(850 words) “God in a box, gimme a break, I've been writing my balls off all morning!” “Come on, you pwomissed. Anyway, how long does it take to write a five-hundred-word story for God’s sake?” “All morning – if it’s for a magazine; it’s gotta be just right.” “Well, what’s it about?” “It starts like this. ‘You’re not going to eat that thing raw, are you?’ asked Prunella. Jack laughed. ‘If it’ll keep still long enough!’” “Yuk, what’s next?” “You’ll have to buy the magazine to find out!” “I think I may not bother. Now come on, Uncle Doris is waiting.” I sniggered at our private joke.
(800 words) “Christ, Jesus wasn’t a patch on this guy, I’m tellin’ you, Harve!” “C’mon, Daniel, you’re kiddin’ me, right?” “I’m tellin’ you straight, he puts his hands on their shoulders, closes his goddamn eyes and two minutes later they’re healed. Cancer, heart disease, squints, you name it!” “And you've seen this?” “Goddamn right I've seen it. I seen it with my own eyes! Saul came to me first thing Monday morning. ‘Daniel, you ain’t gonna believe it,’ he said, ‘I took momma to see this new healer guy. After two minutes with the guy – Abraham he’s called – Wham! Her cataracts were gone!’ So, I took myself out to Shady Creek. He’s got a big tent set up. I watched for mebbe half an hour. Everyone he touched came away healed, I swear to God!”
(800 words) “‘Course, it might have been a false one, to throw us off the scent,” said the constable. “Maybe. These bastards are clever … Hi, who’s that?” said the inspector. A dark blue Range Rover had just pulled into the car park at Strubby House. A woman in a red coat and matching hat got out, waving. “Cooee.” Thirty minutes earlier, the two policemen, accompanied by a police artist, had taken the path from Strubby House to the Dower House. The latter was a square Georgian pile with tall, narrow windows. Against the gloom of the sinking winter sun it looked like an enormous tomb. The path, an uneven gravel walkway, strewn with wet leaves, was lined by heavily pollarded beech trees on either side. Their stunted, blackened branches reminded the inspector of photographs of Holocaust victims, dumped in mass graves.

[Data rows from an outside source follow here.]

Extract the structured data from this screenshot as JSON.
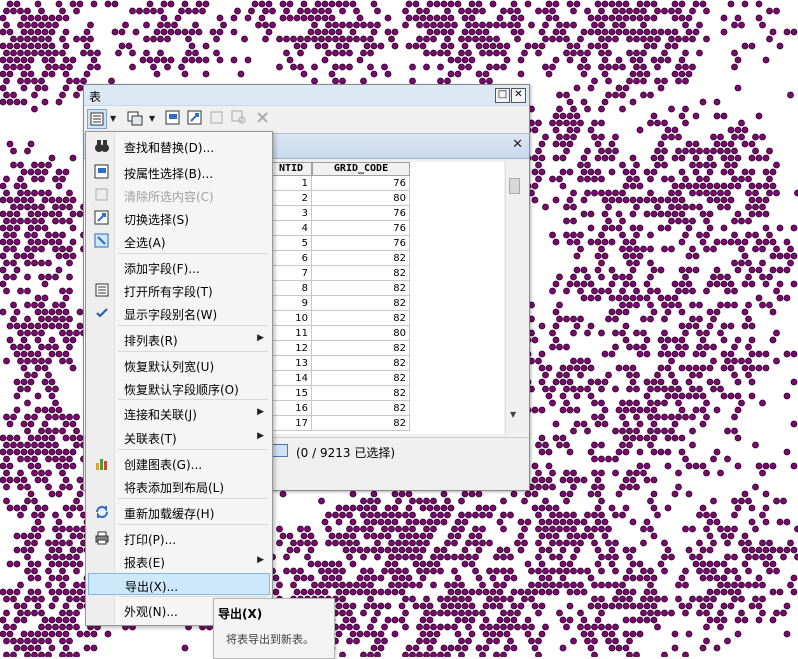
{
  "window": {
    "title": "表",
    "maximize_label": "□",
    "close_label": "✕"
  },
  "table": {
    "tab_close_label": "✕",
    "columns": [
      "NTID",
      "GRID_CODE"
    ],
    "rows": [
      [
        "1",
        "76"
      ],
      [
        "2",
        "80"
      ],
      [
        "3",
        "76"
      ],
      [
        "4",
        "76"
      ],
      [
        "5",
        "76"
      ],
      [
        "6",
        "82"
      ],
      [
        "7",
        "82"
      ],
      [
        "8",
        "82"
      ],
      [
        "9",
        "82"
      ],
      [
        "10",
        "82"
      ],
      [
        "11",
        "80"
      ],
      [
        "12",
        "82"
      ],
      [
        "13",
        "82"
      ],
      [
        "14",
        "82"
      ],
      [
        "15",
        "82"
      ],
      [
        "16",
        "82"
      ],
      [
        "17",
        "82"
      ]
    ]
  },
  "status": {
    "selection_text": "(0 / 9213 已选择)"
  },
  "menu": {
    "items": [
      {
        "label": "查找和替换(D)...",
        "icon": "binoculars-icon",
        "submenu": false,
        "disabled": false
      },
      {
        "label": "按属性选择(B)...",
        "icon": "select-by-attributes-icon",
        "submenu": false,
        "disabled": false
      },
      {
        "label": "清除所选内容(C)",
        "icon": "clear-selection-icon",
        "submenu": false,
        "disabled": true
      },
      {
        "label": "切换选择(S)",
        "icon": "switch-selection-icon",
        "submenu": false,
        "disabled": false
      },
      {
        "label": "全选(A)",
        "icon": "select-all-icon",
        "submenu": false,
        "disabled": false
      },
      {
        "label": "添加字段(F)...",
        "icon": "",
        "submenu": false,
        "disabled": false
      },
      {
        "label": "打开所有字段(T)",
        "icon": "list-icon",
        "submenu": false,
        "disabled": false
      },
      {
        "label": "显示字段别名(W)",
        "icon": "checkmark-icon",
        "submenu": false,
        "disabled": false
      },
      {
        "label": "排列表(R)",
        "icon": "",
        "submenu": true,
        "disabled": false
      },
      {
        "label": "恢复默认列宽(U)",
        "icon": "",
        "submenu": false,
        "disabled": false
      },
      {
        "label": "恢复默认字段顺序(O)",
        "icon": "",
        "submenu": false,
        "disabled": false
      },
      {
        "label": "连接和关联(J)",
        "icon": "",
        "submenu": true,
        "disabled": false
      },
      {
        "label": "关联表(T)",
        "icon": "",
        "submenu": true,
        "disabled": false
      },
      {
        "label": "创建图表(G)...",
        "icon": "bar-chart-icon",
        "submenu": false,
        "disabled": false
      },
      {
        "label": "将表添加到布局(L)",
        "icon": "",
        "submenu": false,
        "disabled": false
      },
      {
        "label": "重新加载缓存(H)",
        "icon": "reload-icon",
        "submenu": false,
        "disabled": false
      },
      {
        "label": "打印(P)...",
        "icon": "printer-icon",
        "submenu": false,
        "disabled": false
      },
      {
        "label": "报表(E)",
        "icon": "",
        "submenu": true,
        "disabled": false
      },
      {
        "label": "导出(X)...",
        "icon": "",
        "submenu": false,
        "disabled": false
      },
      {
        "label": "外观(N)...",
        "icon": "",
        "submenu": false,
        "disabled": false
      }
    ],
    "highlighted_index": 18,
    "submenu_arrow": "▶"
  },
  "tooltip": {
    "title": "导出(X)",
    "description": "将表导出到新表。"
  },
  "colors": {
    "map_dot_fill": "#7a0a6e",
    "map_dot_stroke": "#2a0026",
    "menu_highlight": "#cde8fb"
  }
}
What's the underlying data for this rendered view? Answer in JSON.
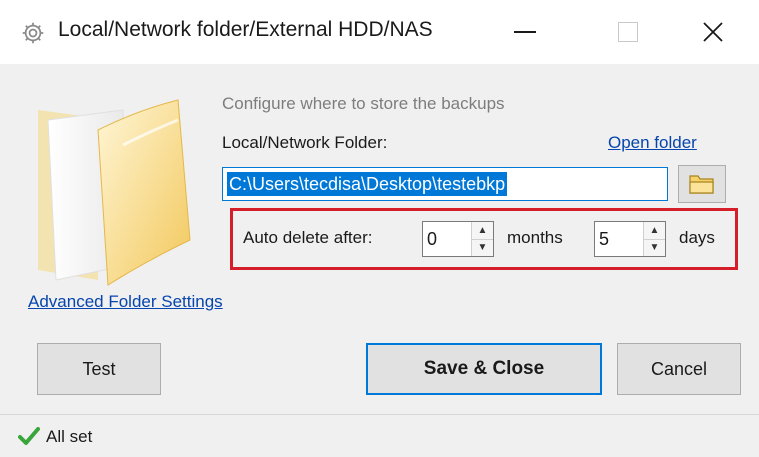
{
  "window": {
    "title": "Local/Network folder/External HDD/NAS",
    "icon": "gear-icon"
  },
  "content": {
    "description": "Configure where to store the backups",
    "folder_label": "Local/Network Folder:",
    "open_folder_link": "Open folder",
    "path_value": "C:\\Users\\tecdisa\\Desktop\\testebkp",
    "browse_icon": "folder-icon"
  },
  "auto_delete": {
    "label": "Auto delete after:",
    "months_value": "0",
    "months_label": "months",
    "days_value": "5",
    "days_label": "days"
  },
  "links": {
    "advanced": "Advanced Folder Settings"
  },
  "buttons": {
    "test": "Test",
    "save_close": "Save & Close",
    "cancel": "Cancel"
  },
  "status": {
    "text": "All set",
    "icon": "checkmark-icon"
  },
  "colors": {
    "accent": "#0078d7",
    "highlight": "#d41f2b",
    "link": "#0645ad",
    "status_ok": "#3aa53a"
  }
}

(850 words) On the top shelf were antiques and bric-a-brac, and in the centre, an oil painting of a young woman in a white summer dress, standing in a garden amongst a rainbow of blooms. The price tag said £500. Thank God it hadn’t been sold! He pushed the door open and went up to the counter. A small, wiry man appeared. His face was blotchy, and his eyes small and bloodshot. A thin grey stubble covered his cheeks and chin, and beneath a pointed nose, crooked yellow teeth formed something that might have been a smile. “Can I help you, sir?”